Officially, spokesmen for the Islamic Republic claim progress in talks to renew the 2015 Joint Comprehensive Plan of Action, as the administration likes to call the articles of appeasement.
“We sense a retreat, or rather realism, from the Western parties in the Vienna negotiations,” Tehran’s foreign ministry spokesman, Saeed Khatibzadeh, told reporters recently.
Meanwhile, according to an Axios report, National Security Adviser Jacob Sullivan told his Israeli counterpart, Eyal Hulata, that “to deter Iran from increasing uranium enrichment to 90 percent purity” America would consider a renewal of tough global sanctions on the mullah regime.
To do that, a mechanism known as “snapback” would need to be triggered at the United Nations Security Council. America, though, needs a fellow JCPOA member, such as Britain, to demand that sucha reimposition of full global sanctions.
That’s because Security Council members rebuffed President Trump when he tried to trigger snapback, arguing America lost its privilege to employ that measure when it withdrew from the JCPOA in 2018.
Even if snapback succeeds in reimposing global sanctions — a big if, to be sure — would it deter Iran from enriching uranium to 90 percent?
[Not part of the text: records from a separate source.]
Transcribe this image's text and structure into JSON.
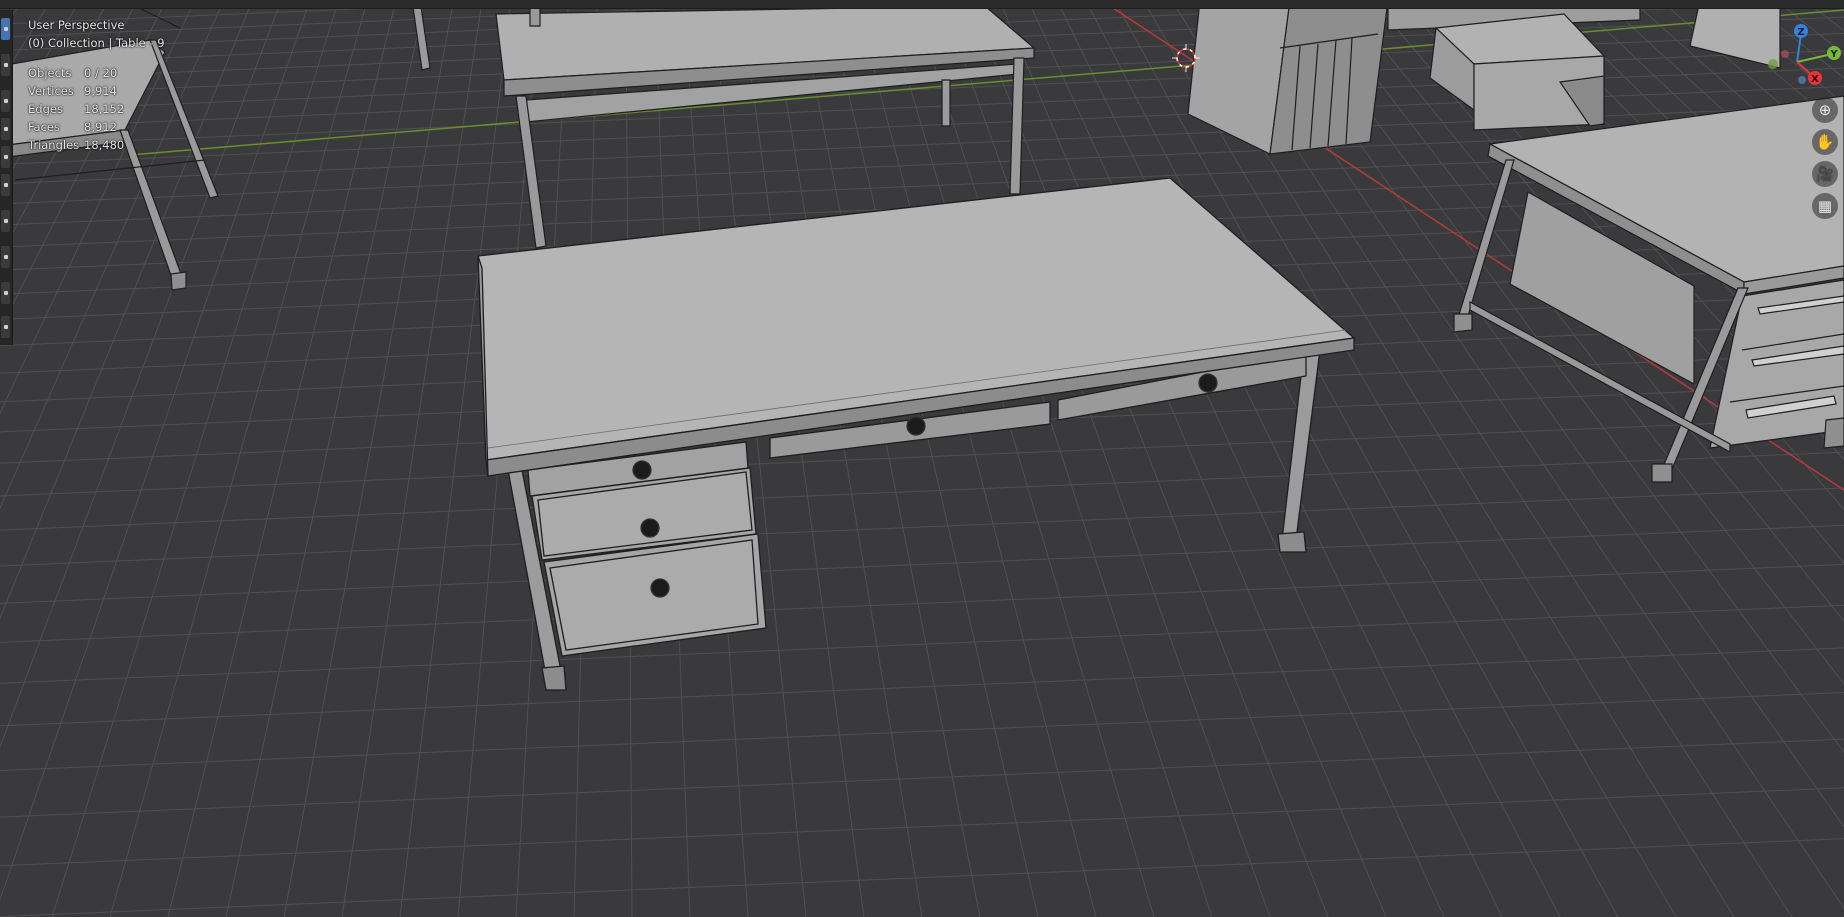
{
  "viewport": {
    "view_name": "User Perspective",
    "collection_info": "(0) Collection | Table - 9",
    "stats": [
      {
        "label": "Objects",
        "value": "0 / 20"
      },
      {
        "label": "Vertices",
        "value": "9,914"
      },
      {
        "label": "Edges",
        "value": "18,152"
      },
      {
        "label": "Faces",
        "value": "8,912"
      },
      {
        "label": "Triangles",
        "value": "18,480"
      }
    ]
  },
  "gizmo": {
    "z_label": "Z",
    "y_label": "Y",
    "x_label": "X",
    "colors": {
      "x": "#e8333b",
      "y": "#78b83a",
      "z": "#2f84e0"
    }
  },
  "right_nav": [
    {
      "icon": "zoom-icon",
      "glyph": "⊕"
    },
    {
      "icon": "pan-hand-icon",
      "glyph": "✋"
    },
    {
      "icon": "camera-icon",
      "glyph": "🎥"
    },
    {
      "icon": "perspective-grid-icon",
      "glyph": "▦"
    }
  ],
  "colors": {
    "background": "#3a3a3c",
    "grid_line": "#505053",
    "x_axis": "#b83a3a",
    "y_axis": "#6a8e2c",
    "object_light": "#b4b4b4",
    "object_mid": "#9c9c9c",
    "object_dark": "#7c7c7c",
    "wire": "#1e1e1e"
  }
}
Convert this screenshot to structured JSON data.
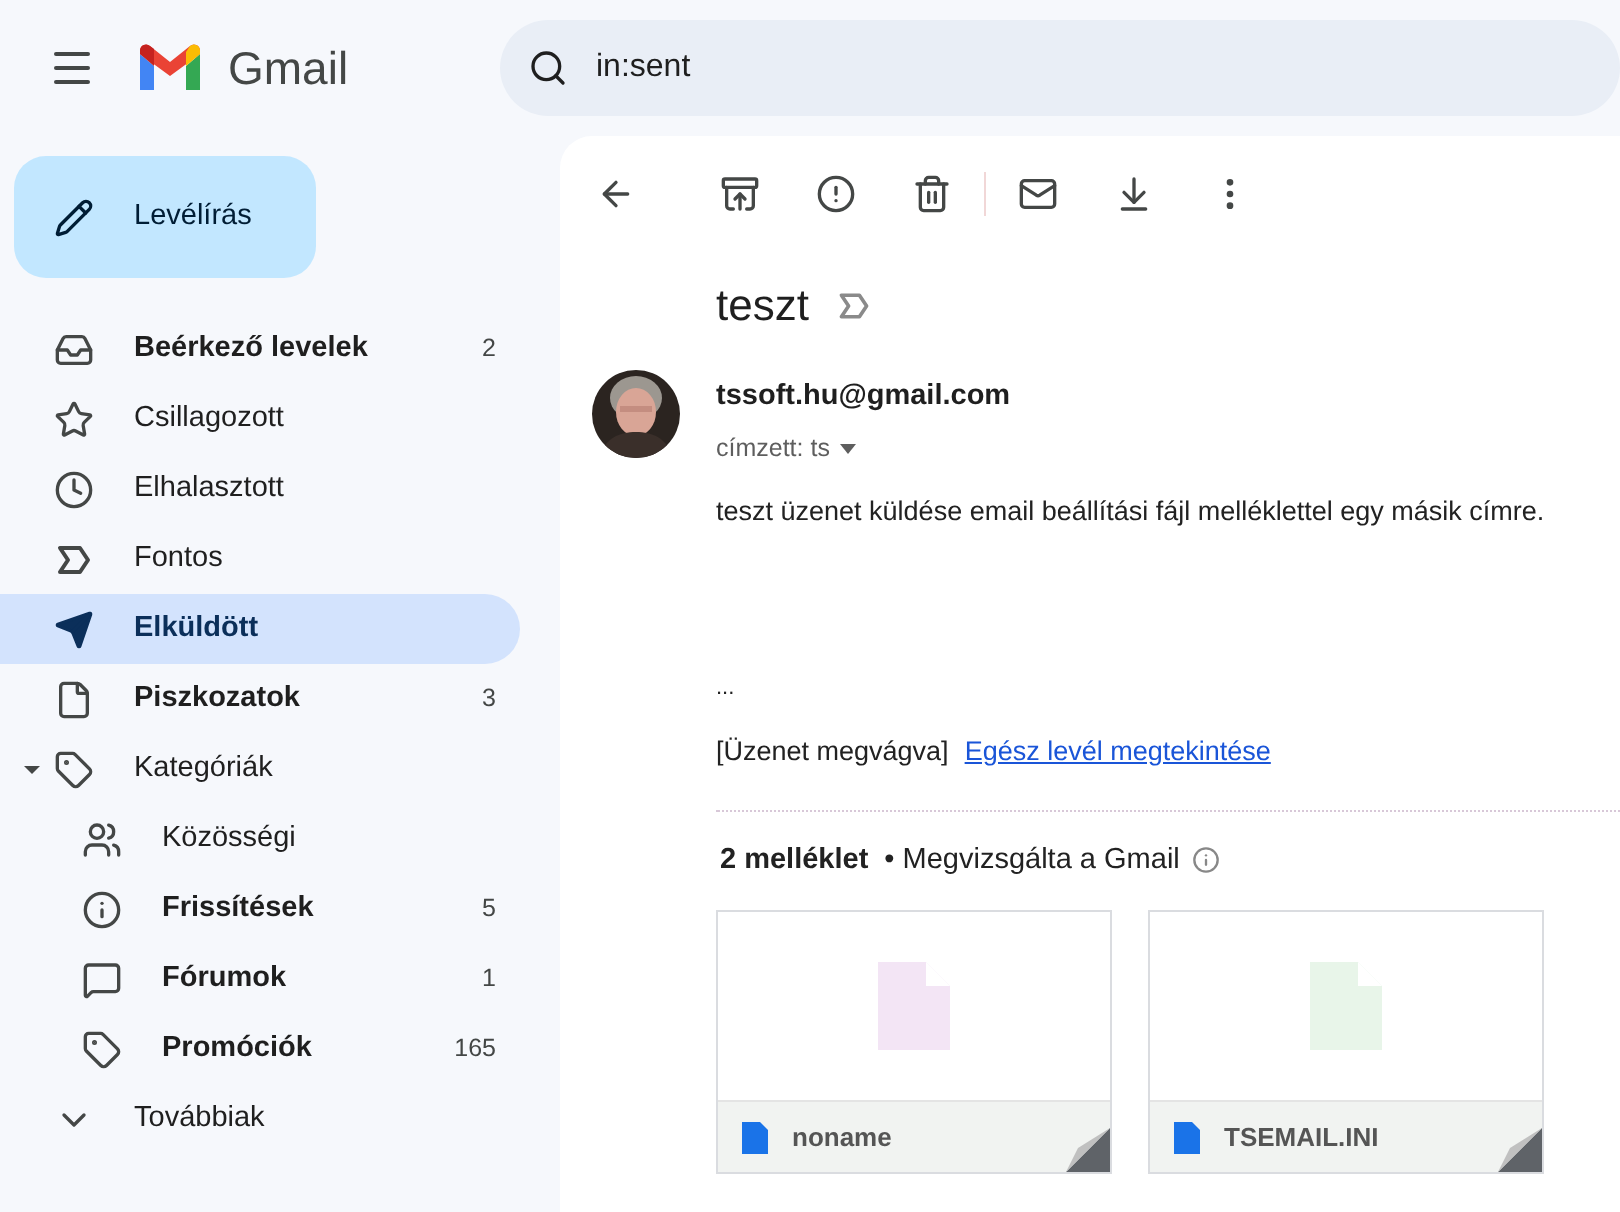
{
  "app": {
    "name": "Gmail"
  },
  "search": {
    "value": "in:sent"
  },
  "compose": {
    "label": "Levélírás"
  },
  "nav": [
    {
      "kind": "inbox",
      "label": "Beérkező levelek",
      "count": "2",
      "unread": true,
      "selected": false
    },
    {
      "kind": "star",
      "label": "Csillagozott",
      "unread": false,
      "selected": false
    },
    {
      "kind": "clock",
      "label": "Elhalasztott",
      "unread": false,
      "selected": false
    },
    {
      "kind": "important",
      "label": "Fontos",
      "unread": false,
      "selected": false
    },
    {
      "kind": "send",
      "label": "Elküldött",
      "unread": true,
      "selected": true
    },
    {
      "kind": "file",
      "label": "Piszkozatok",
      "count": "3",
      "unread": true,
      "selected": false
    },
    {
      "kind": "label",
      "label": "Kategóriák",
      "unread": false,
      "selected": false,
      "expanded": true,
      "children": [
        {
          "kind": "people",
          "label": "Közösségi",
          "unread": false,
          "selected": false
        },
        {
          "kind": "info",
          "label": "Frissítések",
          "count": "5",
          "unread": true,
          "selected": false
        },
        {
          "kind": "forum",
          "label": "Fórumok",
          "count": "1",
          "unread": true,
          "selected": false
        },
        {
          "kind": "tag",
          "label": "Promóciók",
          "count": "165",
          "unread": true,
          "selected": false
        }
      ]
    },
    {
      "kind": "more",
      "label": "Továbbiak",
      "unread": false,
      "selected": false
    }
  ],
  "message": {
    "subject": "teszt",
    "sender": "tssoft.hu@gmail.com",
    "recipient": "címzett: ts",
    "body": "teszt üzenet küldése email beállítási fájl melléklettel egy másik címre.",
    "ellipsis": "...",
    "clipped_note": "[Üzenet megvágva]",
    "view_full_link": "Egész levél megtekintése"
  },
  "attachments": {
    "count_label": "2 melléklet",
    "scan_note": "• Megvizsgálta a Gmail",
    "files": [
      {
        "name": "noname",
        "color": "#f3e5f5"
      },
      {
        "name": "TSEMAIL.INI",
        "color": "#e8f5e9"
      }
    ]
  }
}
And wouldn’t Iran by that time be too far gone? In other words, is it a real threat?
Since President Biden vowed to re-enter the JCPOA, arguing that it is the best way for blocking Iran’s path to a bomb, Tehran has amped-up enrichment levels. At first, last January, it started enriching up to 20 percent.
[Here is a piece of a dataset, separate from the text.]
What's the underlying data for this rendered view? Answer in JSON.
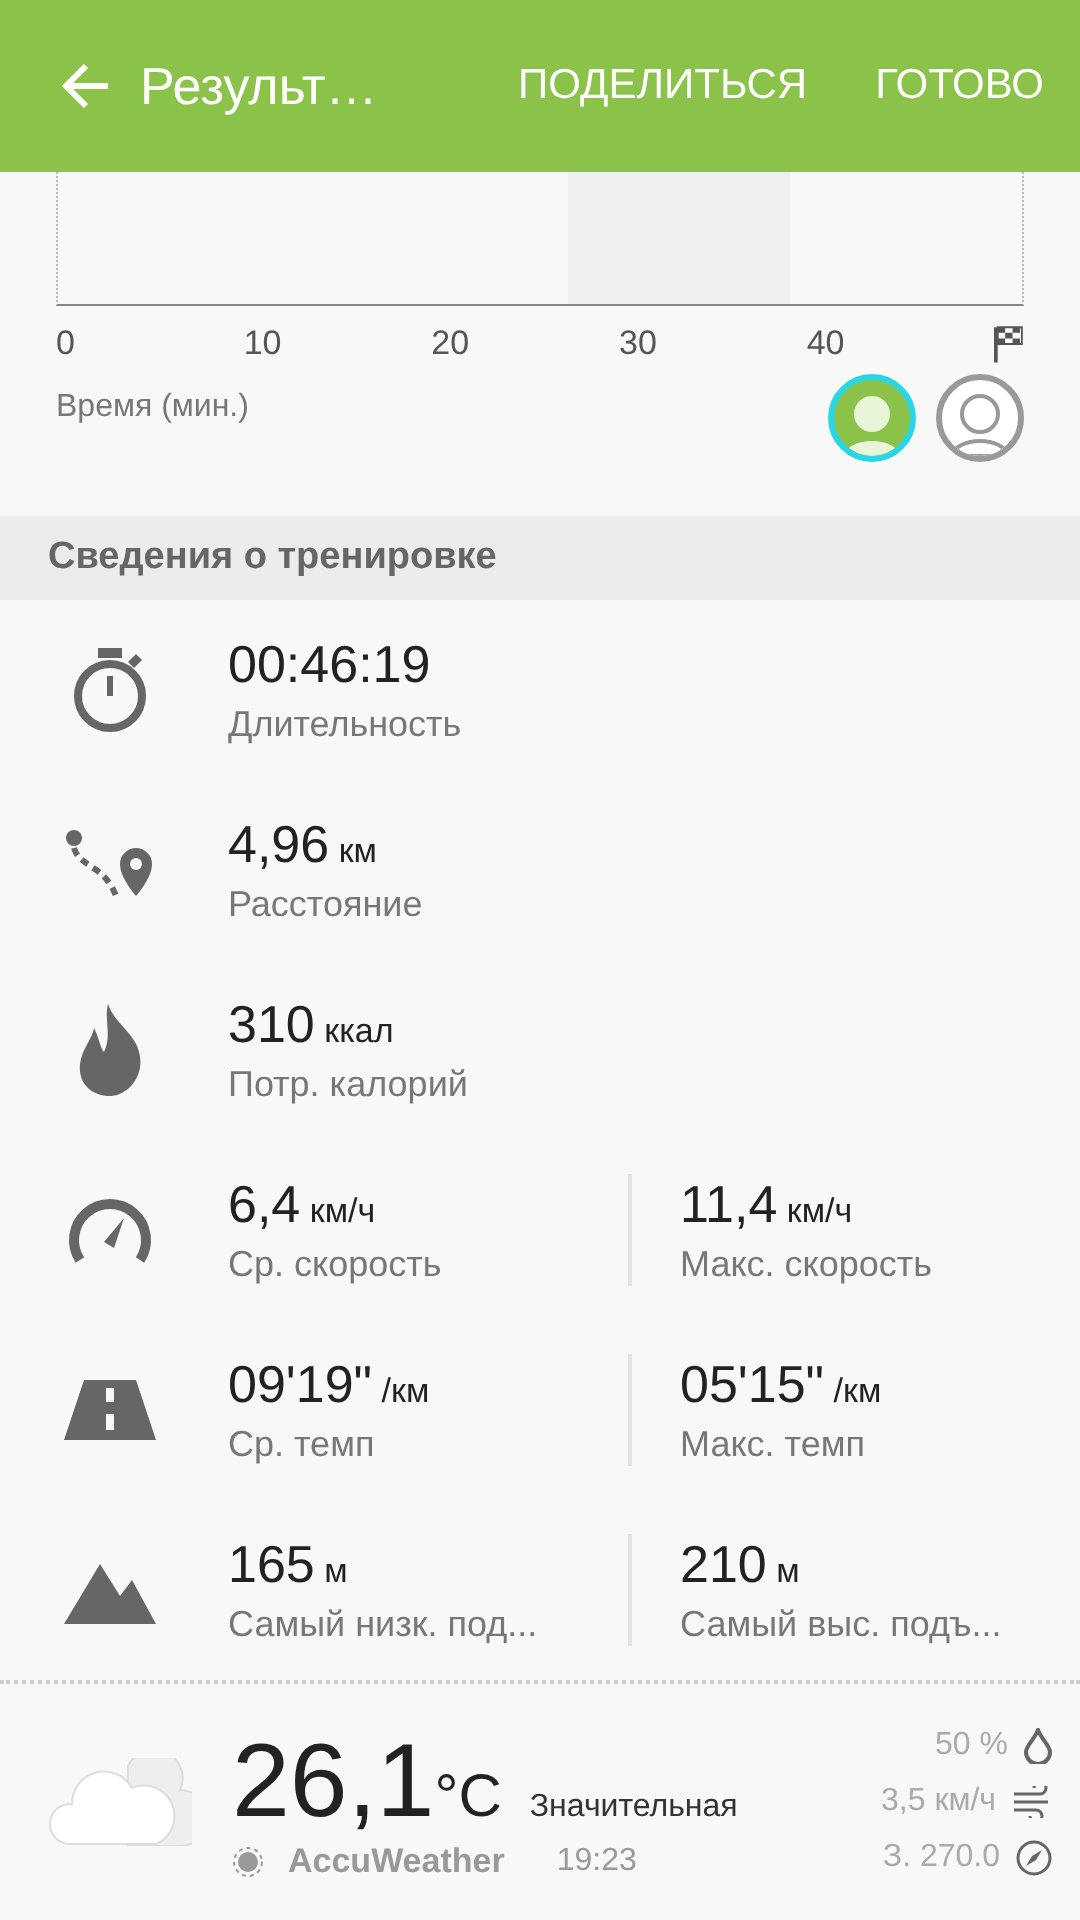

That itself was in violation of the JCPOA. Shortly after, using new machines, it has stockpiled at least 55 pounds of uranium enriched to 60 percent — getting ever closer to becoming a nuclear power.
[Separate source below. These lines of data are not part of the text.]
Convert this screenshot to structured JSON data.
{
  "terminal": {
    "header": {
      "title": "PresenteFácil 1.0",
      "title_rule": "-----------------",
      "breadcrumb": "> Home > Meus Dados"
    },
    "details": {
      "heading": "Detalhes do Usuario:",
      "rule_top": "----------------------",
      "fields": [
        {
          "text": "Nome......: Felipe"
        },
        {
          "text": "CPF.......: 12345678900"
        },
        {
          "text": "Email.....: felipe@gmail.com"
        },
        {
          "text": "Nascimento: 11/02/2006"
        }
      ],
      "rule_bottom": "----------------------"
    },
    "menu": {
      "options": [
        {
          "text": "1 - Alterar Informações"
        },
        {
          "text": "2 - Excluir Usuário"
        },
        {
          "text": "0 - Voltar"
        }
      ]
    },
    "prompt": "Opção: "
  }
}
The Institute for Science and International Security reports that Iran can have enough weapon-grade uranium for a nuclear weapon in as little as three weeks. It could detonate a nuclear explosive underground in as little as six months.
While enriching uranium at even the 60 percent level has no civilian use, CIA director WIlliam Burns said recently that the agency “doesn’t see any evidence that Iran’s supreme leader has made a decision to move to weaponize.”
Messers. Burns and Sullivan are considered the hawkish members of the Biden administration, at least in comparison with Robert Malley, the aide who is the top appeaser and who leads the Vienna talks.
Even the administration’s relative hawks are warming to the idea of at least allowing Iran to make the decision when to go kaboom. The idea is that Mr. Biden would be able to crow his policies “slowed” Iran, in contrast with Mr. Trump’s decision to replace the JCPOA with “maximum pressure.”
As Behnam Ben Taleblu, Iran watcher at the Washington-based Foundation for the Defense of Democracies, says, the Biden administration is settling on a Plan B on Iran.
“Rather than a plan about merging diplomatic, economic, military, and intelligence options to counter Tehran’s threats,” he says, “there appears to be increasingly rhetorical comfort with merely blaming the Trump administration for the current impasse.”
FDD’s chief executive, Mark Dubowitz, writes in the Wall Street Journal that Mr. Biden “will soon face the fateful choice between allowing the clerical regime to become a nuclear-weapons power and using military force to stop it.”
Mideast leaders from Israel to the Gulf fear that rather than making such a choice, Mr. Biden would kick the can down the road. If so, Tehran as a threshold state would feel much freer to attack them with proxies and its own military.
In recent days Hamas and other Iran-backed groups escalated attacks from Gaza, including rockets that landed at sea across from the Tel Aviv beach. Saudi Arabia is often bombarded by rockets and drones from Yemen, launched by the Iran-backed Houthi militia.
And even as Washington struggled to appease Iranian diplomats in Vienna this week, its Iraqi-backed militias attacked American bases in Iraq with rockets and armed drones.
As the Islamic Republic marks the anniversary of the assassination of its chief terror-exporter, Qasem Soleimani, Supreme Leader Khamenei is threatening to assassinate Mr. Trump and his erstwhile state secretary, Mike Pompeo.
With a new administration in Tehran more eager to assert military power than negotiate the removal of sanctions, such aggression is bound to increase. It will be worse if Iran becomes a threshold nuclear state.
If it can detonate a bomb with a mere flip of the switch, a decision to use economic, diplomatic, or military means to deter Iranian aggression will become increasingly complicated.
Tehran senses that for Mr. Biden, internal political calculations are more important than ending its nuclear ambitions. So far Iranian virtuoso diplomats have played appeasing America’s envoys in Vienna like Chico Marx’s dancing fingers on the piano keys.